A surgeon says that full body transplants -- where a patient's head is grafted onto a donor body -- could be a reality within two years, as he prepares to launch a drive to begin serious research into the operation at a U.S. medical conference.
Sergio Canavero, of the Turin Advanced Neuromodulation Group in Italy, believes that the operation could extend the lives of people whose muscles have degenerated or have widespread cancer. He also says that he already has volunteers willing to receive a new body, should the operation prove possible, according to the Times.
The surgery would involve cooling the recipient's head and the donor body, to prolong the time that their their cells can survive without oxygen. The tissue around the neck and the spinal cords of the donor body and patient's head would then be cut through, and the blood vessels from each linked with tubes, according to a summary of the proposal published in the New Scientist.
Following this procedure, the spinal cords of patient and donor would be fused using a chemical called polyethylene glycol, and the patient would then be kept in a coma for several weeks to prevent movement.
“If society doesn’t want it, I won’t do it. But if people don’t want it, in the US or Europe, that doesn’t mean it won’t be done somewhere else,” Canavero told the magazine, adding “The real stumbling block is the ethics. … Should this surgery be done at all? There are obviously going to be many people who disagree with it.”
As unlikely as the procedure may sound, scientists have conducted similar transplants on animals in the past, though with limited success. In 1970, Robert White led a team at Case Western Reserve University in Ohio that transplanted the head of one monkey onto the body of another. According to the Guardian, the team did not attach the animals' spinal cords, so the monkey could not move its body.
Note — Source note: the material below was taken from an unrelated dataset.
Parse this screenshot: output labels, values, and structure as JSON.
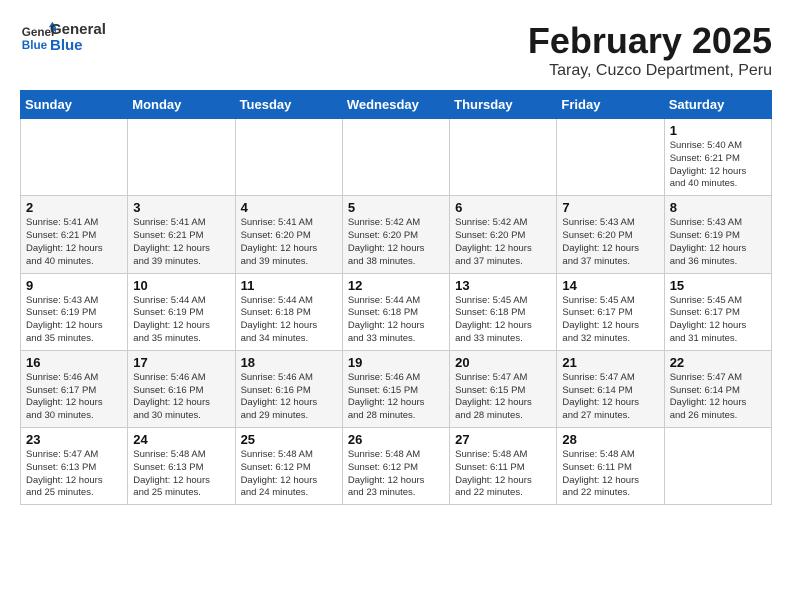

The animal lived for nine days after the procedure, until body's immune system rejected the head.
Some in the scientific community, however, are skeptical that such an operation would ever prove possible.
“There is no evidence that the connectivity of cord and brain would lead to useful sentient or motor function following head transplantation,” Richard Borgens, director of the Center for Paralysis Research at Purdue University in Indiana, told the New Scientist.